— Directions —
Each line of the material that mentions the word "name" is to be copied.

— Given data —
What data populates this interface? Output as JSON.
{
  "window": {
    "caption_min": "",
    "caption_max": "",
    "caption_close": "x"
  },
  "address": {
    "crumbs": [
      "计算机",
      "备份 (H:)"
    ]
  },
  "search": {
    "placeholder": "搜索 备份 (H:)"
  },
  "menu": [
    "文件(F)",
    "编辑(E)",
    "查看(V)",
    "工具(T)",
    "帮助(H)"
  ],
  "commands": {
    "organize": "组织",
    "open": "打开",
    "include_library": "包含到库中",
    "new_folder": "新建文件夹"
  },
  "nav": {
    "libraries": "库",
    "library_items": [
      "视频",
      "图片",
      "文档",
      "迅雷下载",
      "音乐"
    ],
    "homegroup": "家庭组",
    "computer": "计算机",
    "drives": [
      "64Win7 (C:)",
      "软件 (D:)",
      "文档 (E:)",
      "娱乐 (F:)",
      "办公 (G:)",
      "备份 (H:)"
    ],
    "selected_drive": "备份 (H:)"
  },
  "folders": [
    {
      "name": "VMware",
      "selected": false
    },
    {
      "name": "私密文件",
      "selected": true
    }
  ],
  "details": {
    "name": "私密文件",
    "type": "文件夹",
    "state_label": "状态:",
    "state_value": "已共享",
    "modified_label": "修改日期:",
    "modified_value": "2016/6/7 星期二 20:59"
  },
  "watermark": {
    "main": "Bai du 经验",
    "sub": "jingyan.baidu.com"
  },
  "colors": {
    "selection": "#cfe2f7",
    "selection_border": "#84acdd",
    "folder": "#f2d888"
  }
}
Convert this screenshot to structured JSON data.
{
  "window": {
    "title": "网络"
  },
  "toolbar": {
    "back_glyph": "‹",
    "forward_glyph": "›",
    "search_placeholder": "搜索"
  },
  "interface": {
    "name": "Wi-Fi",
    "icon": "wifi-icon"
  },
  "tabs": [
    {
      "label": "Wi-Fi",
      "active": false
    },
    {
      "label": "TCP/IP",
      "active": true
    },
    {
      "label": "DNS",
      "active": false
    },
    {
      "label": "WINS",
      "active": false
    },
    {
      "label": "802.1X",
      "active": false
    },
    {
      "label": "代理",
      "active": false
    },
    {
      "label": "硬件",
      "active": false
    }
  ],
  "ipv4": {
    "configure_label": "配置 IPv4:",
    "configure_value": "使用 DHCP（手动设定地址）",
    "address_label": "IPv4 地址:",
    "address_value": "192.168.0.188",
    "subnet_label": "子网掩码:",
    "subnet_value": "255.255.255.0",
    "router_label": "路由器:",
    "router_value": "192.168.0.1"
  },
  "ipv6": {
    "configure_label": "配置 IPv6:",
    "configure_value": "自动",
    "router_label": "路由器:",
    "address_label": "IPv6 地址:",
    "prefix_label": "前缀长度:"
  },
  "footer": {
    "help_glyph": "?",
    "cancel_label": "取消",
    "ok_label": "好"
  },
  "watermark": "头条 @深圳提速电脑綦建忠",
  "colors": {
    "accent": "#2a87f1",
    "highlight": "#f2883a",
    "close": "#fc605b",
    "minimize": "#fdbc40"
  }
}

— Answer to this task —
      "name": "VMware",
      "name": "私密文件",
    "name": "私密文件",
    "name": "Wi-Fi",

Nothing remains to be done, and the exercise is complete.